I swam downstream to find my exit, and found my redsided shiners. They were in deeper water, mid-column, feeding instead of mating. So I watched them for about ten minutes, even with the exhalation problem. I found that if I tipped myself to the left a bit, I took some of the pressure off the mushroom and it was tolerable. The fish got right up to my mask, and got some good observations.
I finally decided that I could exit, go to the car, change tanks to a single 80, and come back to get the photo. This I did, and on the third dive used a Dacor Pacer regulator. I got some good photos (I think--they have not been developed yet). But I did note that it was more difficult with a single hose regulator, as I had to hold my breath much more than I did with the Healthways SCUBA Deluxe regulator.
Today, I changed back to the original Healthways Scuba regulator, as that exhaust really did not hack it for me. I hope to re-unite with a Healthways SCUBA Deluxe regulator that I had in the 1980s, which is now at a dive shop in a different city. I remember that the Healthways SCUBA Deluxe (Gold Label) had a small metal projection that kept the diaphragm from impinging upon the exhaust mushroom valve. This makes me think that, of the Healthways SCUBA regulators, get either the original one, or the SCUBA deluxe Gold Label. The middle one has real problems with breathing resistance on both inhalation (using the original hose/mouthpiece system) and exhalation under some circumstances. I tried the regulator today with the original hose/mouthpiece system and the non-returns in the mouthpiece, and the diaphragm did not impinge on the exhaust mustroom. But the tradeoff was that the non-returns caused a much-increased inhalation resistance.
I've now rebuilt two of the blue label SCUBA models. However, the adjustment screw on the first one I had was badly stuck, and I ended up stripping it accidentally. So, I need to either find a new screw, or make one. That was the one that I mentioned shuddering above. The second I took to the pool last week. It breathed well, especially compared with the DA I keep messing with. The only problem I had was that I switched from the older style hose clamps to some new ones, and the 1" side didn't seal well and leaked. I also need to fabricate a new duckbill, since mine is on its last leg. I'd also like to make or purchase a new diaphragm. Mine are old and a little stiff, and I think that a new silicon one would make a world of difference.

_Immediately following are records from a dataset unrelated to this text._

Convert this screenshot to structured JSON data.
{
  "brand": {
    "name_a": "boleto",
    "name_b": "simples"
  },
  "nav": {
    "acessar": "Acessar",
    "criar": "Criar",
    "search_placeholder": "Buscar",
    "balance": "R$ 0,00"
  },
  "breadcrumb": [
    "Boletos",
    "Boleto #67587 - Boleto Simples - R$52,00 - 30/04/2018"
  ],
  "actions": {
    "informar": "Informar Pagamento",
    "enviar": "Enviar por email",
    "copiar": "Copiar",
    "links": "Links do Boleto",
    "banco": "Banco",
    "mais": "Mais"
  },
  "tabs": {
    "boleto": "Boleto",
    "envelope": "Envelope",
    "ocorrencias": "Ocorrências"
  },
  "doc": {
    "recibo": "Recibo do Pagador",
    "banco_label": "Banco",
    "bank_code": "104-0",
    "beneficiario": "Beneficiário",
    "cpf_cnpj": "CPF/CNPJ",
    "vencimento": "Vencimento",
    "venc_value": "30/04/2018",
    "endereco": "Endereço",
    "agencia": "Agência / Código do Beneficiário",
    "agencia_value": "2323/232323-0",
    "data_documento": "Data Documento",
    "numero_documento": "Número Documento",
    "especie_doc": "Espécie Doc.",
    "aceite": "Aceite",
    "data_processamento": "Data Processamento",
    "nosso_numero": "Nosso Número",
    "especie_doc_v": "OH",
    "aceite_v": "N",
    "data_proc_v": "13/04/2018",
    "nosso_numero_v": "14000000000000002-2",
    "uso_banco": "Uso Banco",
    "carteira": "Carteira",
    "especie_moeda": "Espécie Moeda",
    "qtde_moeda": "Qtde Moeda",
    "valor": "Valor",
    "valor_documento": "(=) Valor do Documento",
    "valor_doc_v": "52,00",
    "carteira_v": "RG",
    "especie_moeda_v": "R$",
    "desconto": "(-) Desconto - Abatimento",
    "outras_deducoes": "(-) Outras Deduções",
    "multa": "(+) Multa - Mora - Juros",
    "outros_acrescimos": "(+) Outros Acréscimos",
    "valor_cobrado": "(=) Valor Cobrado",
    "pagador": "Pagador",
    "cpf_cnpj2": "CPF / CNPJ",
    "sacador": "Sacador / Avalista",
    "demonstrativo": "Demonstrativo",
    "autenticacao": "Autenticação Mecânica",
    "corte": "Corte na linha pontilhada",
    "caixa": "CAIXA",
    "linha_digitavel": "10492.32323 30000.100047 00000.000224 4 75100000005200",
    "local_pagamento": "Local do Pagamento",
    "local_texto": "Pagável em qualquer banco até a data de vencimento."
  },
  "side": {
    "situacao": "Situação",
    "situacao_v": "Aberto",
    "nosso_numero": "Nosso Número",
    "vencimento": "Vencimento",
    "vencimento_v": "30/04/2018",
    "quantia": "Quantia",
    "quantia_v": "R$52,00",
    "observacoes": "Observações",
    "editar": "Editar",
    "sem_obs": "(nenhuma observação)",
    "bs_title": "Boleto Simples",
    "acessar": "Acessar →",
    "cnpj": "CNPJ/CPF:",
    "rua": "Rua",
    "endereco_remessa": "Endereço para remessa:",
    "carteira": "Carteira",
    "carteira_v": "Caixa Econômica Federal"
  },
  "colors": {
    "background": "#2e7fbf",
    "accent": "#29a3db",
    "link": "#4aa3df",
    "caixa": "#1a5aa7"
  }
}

Well, I've decided to make a slight modification to the regulator body. I'm having a machine shop drill a new set of holes for mounting the levers. Most of the air seems to escape around the sides of the levers. So, I am going to try realigning the levers, to have the air directed into the intake hose. Any thoughts on this? I'll give my impressions when I get the body back and get to test it.
How do you make a duckbill? My duckbill on my Healthways has see better days. The secondary exhaust diaphragm has a small hole, I was thinking about using neoprene cement to patch the hole. Is this a bad idea? I am open to suggestions how to repair my duckbill and secondary exhaust diaphragm. Does anyone have a spare Healthways main diaphragm that they are willing to part with for a reasonable fee? I have a company that may be willing make some, I would hate to lose my only diaphragm. I ordered an extra USD duckbill, I will see if that can be adapted to the Healthways.
Well, I've heard of people doing it for one off parts, so it can't be too hard. I'm going to experiment with some liquid silicone rubber that I have. I'll let you know what I find out. Yes, I can't see how patching the exhaust diaphragm with aquaseal or the like would hurt. I would just patch it.